◆ THE PROBLEM ◆
Would you please output the records exactly as they appear below?

◆ RECORDS FOR THE TASK ◆
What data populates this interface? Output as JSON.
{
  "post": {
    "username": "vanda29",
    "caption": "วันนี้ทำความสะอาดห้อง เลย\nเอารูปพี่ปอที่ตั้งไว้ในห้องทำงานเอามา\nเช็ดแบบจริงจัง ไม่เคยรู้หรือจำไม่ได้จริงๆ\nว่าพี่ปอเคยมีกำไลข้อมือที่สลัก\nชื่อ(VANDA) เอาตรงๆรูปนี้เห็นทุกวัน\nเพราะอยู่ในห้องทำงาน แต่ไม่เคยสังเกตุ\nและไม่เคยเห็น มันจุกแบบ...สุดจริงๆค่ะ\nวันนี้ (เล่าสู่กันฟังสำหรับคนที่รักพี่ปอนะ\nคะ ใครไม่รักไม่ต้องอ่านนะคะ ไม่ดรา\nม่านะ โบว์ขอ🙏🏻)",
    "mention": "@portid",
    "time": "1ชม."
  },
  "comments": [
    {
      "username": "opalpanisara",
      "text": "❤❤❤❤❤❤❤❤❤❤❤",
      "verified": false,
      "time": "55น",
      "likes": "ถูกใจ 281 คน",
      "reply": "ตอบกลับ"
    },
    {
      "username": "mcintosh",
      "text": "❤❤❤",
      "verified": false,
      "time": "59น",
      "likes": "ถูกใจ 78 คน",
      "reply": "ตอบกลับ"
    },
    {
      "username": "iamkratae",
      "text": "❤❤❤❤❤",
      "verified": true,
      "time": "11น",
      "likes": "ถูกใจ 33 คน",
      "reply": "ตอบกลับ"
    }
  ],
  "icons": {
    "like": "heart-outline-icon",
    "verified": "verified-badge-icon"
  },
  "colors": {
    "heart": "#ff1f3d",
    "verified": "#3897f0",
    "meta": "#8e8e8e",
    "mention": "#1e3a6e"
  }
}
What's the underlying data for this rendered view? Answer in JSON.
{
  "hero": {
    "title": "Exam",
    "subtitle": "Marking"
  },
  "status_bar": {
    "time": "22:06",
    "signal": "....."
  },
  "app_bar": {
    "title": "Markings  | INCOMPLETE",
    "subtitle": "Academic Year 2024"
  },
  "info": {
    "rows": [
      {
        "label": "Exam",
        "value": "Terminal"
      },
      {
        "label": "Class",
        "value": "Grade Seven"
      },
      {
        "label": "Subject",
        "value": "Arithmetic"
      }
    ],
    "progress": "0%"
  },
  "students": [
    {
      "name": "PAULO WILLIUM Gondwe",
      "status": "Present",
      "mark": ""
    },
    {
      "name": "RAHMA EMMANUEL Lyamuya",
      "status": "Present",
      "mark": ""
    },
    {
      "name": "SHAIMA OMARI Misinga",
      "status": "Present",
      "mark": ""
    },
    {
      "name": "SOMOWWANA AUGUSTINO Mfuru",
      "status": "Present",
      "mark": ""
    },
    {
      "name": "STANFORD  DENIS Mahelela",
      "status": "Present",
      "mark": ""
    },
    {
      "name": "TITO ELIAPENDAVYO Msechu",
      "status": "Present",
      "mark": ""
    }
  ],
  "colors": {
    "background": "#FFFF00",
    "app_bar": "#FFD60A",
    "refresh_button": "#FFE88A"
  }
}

◆ COMPLETED TASK ◆
What data populates this interface? Output as JSON.
{
  "post": {
    "username": "vanda29",
    "caption": "วันนี้ทำความสะอาดห้อง เลย\nเอารูปพี่ปอที่ตั้งไว้ในห้องทำงานเอามา\nเช็ดแบบจริงจัง ไม่เคยรู้หรือจำไม่ได้จริงๆ\nว่าพี่ปอเคยมีกำไลข้อมือที่สลัก\nชื่อ(VANDA) เอาตรงๆรูปนี้เห็นทุกวัน\nเพราะอยู่ในห้องทำงาน แต่ไม่เคยสังเกตุ\nและไม่เคยเห็น มันจุกแบบ...สุดจริงๆค่ะ\nวันนี้ (เล่าสู่กันฟังสำหรับคนที่รักพี่ปอนะ\nคะ ใครไม่รักไม่ต้องอ่านนะคะ ไม่ดรา\nม่านะ โบว์ขอ🙏🏻)",
    "mention": "@portid",
    "time": "1ชม."
  },
  "comments": [
    {
      "username": "opalpanisara",
      "text": "❤❤❤❤❤❤❤❤❤❤❤",
      "verified": false,
      "time": "55น",
      "likes": "ถูกใจ 281 คน",
      "reply": "ตอบกลับ"
    },
    {
      "username": "mcintosh",
      "text": "❤❤❤",
      "verified": false,
      "time": "59น",
      "likes": "ถูกใจ 78 คน",
      "reply": "ตอบกลับ"
    },
    {
      "username": "iamkratae",
      "text": "❤❤❤❤❤",
      "verified": true,
      "time": "11น",
      "likes": "ถูกใจ 33 คน",
      "reply": "ตอบกลับ"
    }
  ],
  "icons": {
    "like": "heart-outline-icon",
    "verified": "verified-badge-icon"
  },
  "colors": {
    "heart": "#ff1f3d",
    "verified": "#3897f0",
    "meta": "#8e8e8e",
    "mention": "#1e3a6e"
  }
}
What's the underlying data for this rendered view? Answer in JSON.
{
  "hero": {
    "title": "Exam",
    "subtitle": "Marking"
  },
  "status_bar": {
    "time": "22:06",
    "signal": "....."
  },
  "app_bar": {
    "title": "Markings  | INCOMPLETE",
    "subtitle": "Academic Year 2024"
  },
  "info": {
    "rows": [
      {
        "label": "Exam",
        "value": "Terminal"
      },
      {
        "label": "Class",
        "value": "Grade Seven"
      },
      {
        "label": "Subject",
        "value": "Arithmetic"
      }
    ],
    "progress": "0%"
  },
  "students": [
    {
      "name": "PAULO WILLIUM Gondwe",
      "status": "Present",
      "mark": ""
    },
    {
      "name": "RAHMA EMMANUEL Lyamuya",
      "status": "Present",
      "mark": ""
    },
    {
      "name": "SHAIMA OMARI Misinga",
      "status": "Present",
      "mark": ""
    },
    {
      "name": "SOMOWWANA AUGUSTINO Mfuru",
      "status": "Present",
      "mark": ""
    },
    {
      "name": "STANFORD  DENIS Mahelela",
      "status": "Present",
      "mark": ""
    },
    {
      "name": "TITO ELIAPENDAVYO Msechu",
      "status": "Present",
      "mark": ""
    }
  ],
  "colors": {
    "background": "#FFFF00",
    "app_bar": "#FFD60A",
    "refresh_button": "#FFE88A"
  }
}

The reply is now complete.